Cote d’Ivoire’s internationally backed opposition assumes control over country’s embassy in France.
Gbagbo, left, met with Ernest Bai Koroma, Sierra Leone’s president, centre, and Boni Yayi, Benin’s president [Reuters]
A delegation of three West African presidents who met with incumbent Cote d’Ivoire leader Laurent Gbagbo to deliver an ultimatum to step down or face force has left saying more meetings were needed.
West African presidents Boni Yayi of Benin, Ernest Bai Koroma of Sierra Leone and Pedro Pires of Cape Verde met Gbagbo on Tuesday to deliver an ultimatum from the ECOWAS regional bloc to step down as leader of the world’s top cocoa grower or face removal by force.
The delegation planned to travel to Nigeria to report back to the bloc’s chairman, Goodluck Jonathan.
“The chairman will negotiate a date for our return, but it would be soon,” Cape Verde’s president said.
The foreign minister of Gbagbo’s government, Alcide Djedje, when asked about the timing of the next meeting, said it would be “around January 2”.
Gbagbo’s government has signalled that he is unlikely to agree to bow to international pressure and cede power to Alassane Ouattara, considered by regional and world powers to be the legitimate winner of last month’s presidential election.
Gbagbo’s government said it would cut diplomatic ties with countries that recognise ambassadors named by Ouattara.
“The government would like to make it known that in the light of such decisions, it reserves the right to apply reciprocity in ending the missions of their ambassadors in Ivory Coast,” the government’s spokesman said in a statement on national television.
Gbagbo’s government originally said it would welcome the visiting leaders “as brothers and friends, and listen to the message they have to convey”.
But shortly before the meeting, his government warned it would not tolerate any meddling in its affairs.
“Let’s avoid political delinquency. No international institution has the right to intervene by force to impose a president in a sovereign state,” Ahoua Don Melo, government spokesman, told the BBC when asked if Gbagbo would leave.
Post-election violence has killed more than 170 people and threatens to tip the country back into civil war.
In a sign of mounting tensions, a crowd attacked a United Nations convoy on Tuesday, wounding one peacekeeper with a machete and setting fire to a vehicle, according to a statement issued by the UN mission in Cote d’Ivoire.
A planned mass rally on Wednesday by the powerful pro-Gbagbo “Young Patriot” movement, led by Charles Ble Goude who is also youth minister in the Gbagbo government, was suspended to give negotiations a chance.
Fears of violence
“I think the current situation benefits no one. Let’s allow for diplomacy to run its course. That’s why I’m going to cancel the rally tomorrow at Place de la Republique,” Ble Goude said.
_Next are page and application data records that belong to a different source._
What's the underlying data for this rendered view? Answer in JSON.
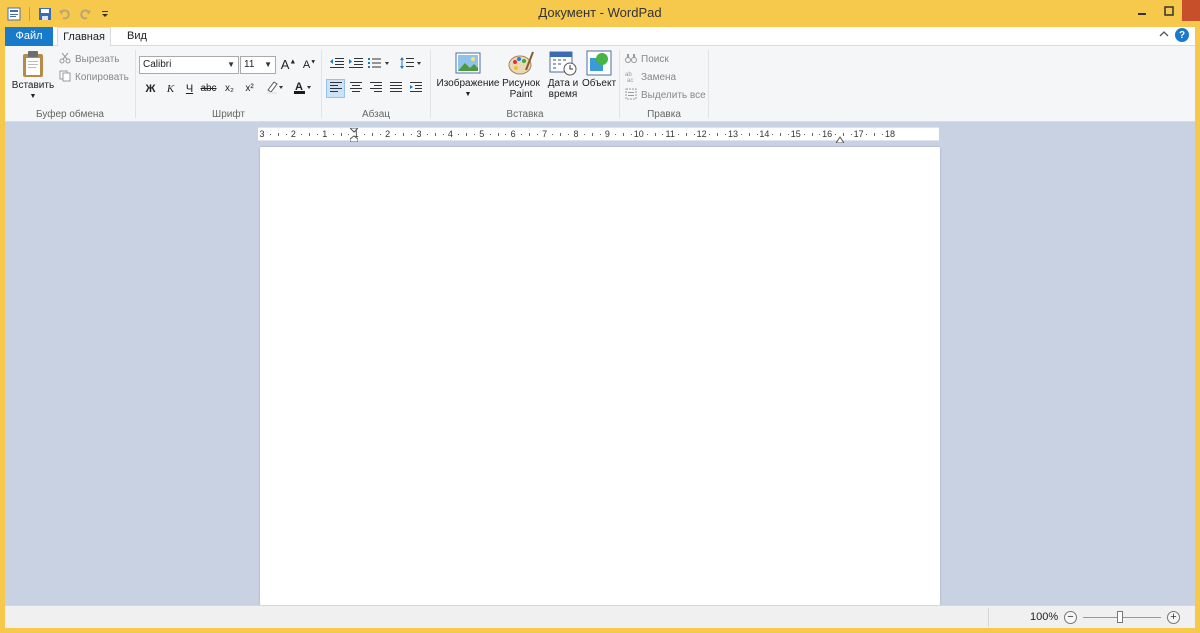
{
  "window": {
    "title": "Документ - WordPad"
  },
  "tabs": {
    "file": "Файл",
    "home": "Главная",
    "view": "Вид"
  },
  "ribbon": {
    "clipboard": {
      "label": "Буфер обмена",
      "paste": "Вставить",
      "cut": "Вырезать",
      "copy": "Копировать"
    },
    "font": {
      "label": "Шрифт",
      "family": "Calibri",
      "size": "11",
      "bold": "Ж",
      "italic": "К",
      "underline": "Ч",
      "strike": "abc",
      "subscript": "x₂",
      "superscript": "x²"
    },
    "paragraph": {
      "label": "Абзац"
    },
    "insert": {
      "label": "Вставка",
      "picture": "Изображение",
      "paint_line1": "Рисунок",
      "paint_line2": "Paint",
      "datetime_line1": "Дата и",
      "datetime_line2": "время",
      "object": "Объект"
    },
    "editing": {
      "label": "Правка",
      "find": "Поиск",
      "replace": "Замена",
      "select_all": "Выделить все"
    }
  },
  "ruler": {
    "ticks": [
      "3",
      "2",
      "1",
      "1",
      "2",
      "3",
      "4",
      "5",
      "6",
      "7",
      "8",
      "9",
      "10",
      "11",
      "12",
      "13",
      "14",
      "15",
      "16",
      "17",
      "18"
    ]
  },
  "status": {
    "zoom": "100%"
  },
  "colors": {
    "frame": "#f6c94c",
    "file_tab": "#1979ca",
    "workspace": "#c8d2e2"
  }
}
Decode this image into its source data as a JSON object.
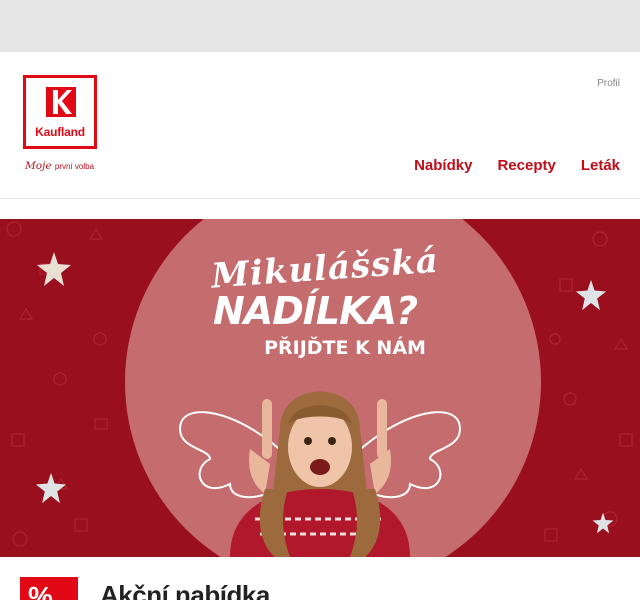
{
  "header": {
    "logo_text": "Kaufland",
    "slogan_script": "Moje",
    "slogan_rest": "první volba",
    "profile_label": "Profil",
    "nav": [
      {
        "label": "Nabídky"
      },
      {
        "label": "Recepty"
      },
      {
        "label": "Leták"
      }
    ]
  },
  "hero": {
    "script_line": "Mikulášská",
    "title_line": "NADÍLKA?",
    "sub_line": "PŘIJĎTE K NÁM",
    "colors": {
      "background": "#9a0f1d",
      "circle": "#c56c6f"
    }
  },
  "offers": {
    "icon_label": "%",
    "title": "Akční nabídka"
  },
  "colors": {
    "brand_red": "#e10915",
    "nav_red": "#c10b17"
  }
}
Dozens of people gathered on Monday outside the Nigerian embassy in Abidjan, holding signs that read: “We don’t want a military intervention” and “Let Ivoirians solve Ivoirian problems”.
Nigeria has the strongest army in the region and is expected to play a major role if an operation is launched to oust Gbagbo.
Afyar Elmi, a lecturer at Qatar University in Doha, told Al Jazeera he believes Gbagbo “will step down as a result of this meeting, simply because the writing is on the wall”.
He cited three supporting reasons, saying “most Ivoirians will not support Gbagbo to re-ignite the civil war, even though some of them might have supported and voted for him.”
Second, according to Elmi, “the will and capacity of the international community is unanimous. There is mounting pressure from international community [on Gbagbo] to not go through with his plans.”
Use of force
In a statement issued on Friday, ECOWAS had said: “In the event that Mr Gbagbo fails to heed this immutable demand of ECOWAS, the community would be left with no alternative but to take other measures, including the use of legitimate force, to achieve the goals of the Ivoirian people.”
Gbagbo has been in power since 2000 and has already overstayed his mandate by five years when the long-delayed presidential election was finally held in October.
The vote was intended to help reunify the country, which was divided by the 2002-2003 civil war into a rebel-controlled north and a loyalist south.
Instead, the election has renewed divisions that threaten to plunge the country back into civil war.
While Cote d’Ivoire was officially reunited in a 2007 peace deal, Ouattara still draws his support from the northern half of the country, where residents feel they are often treated as foreigners within their own country by southerners.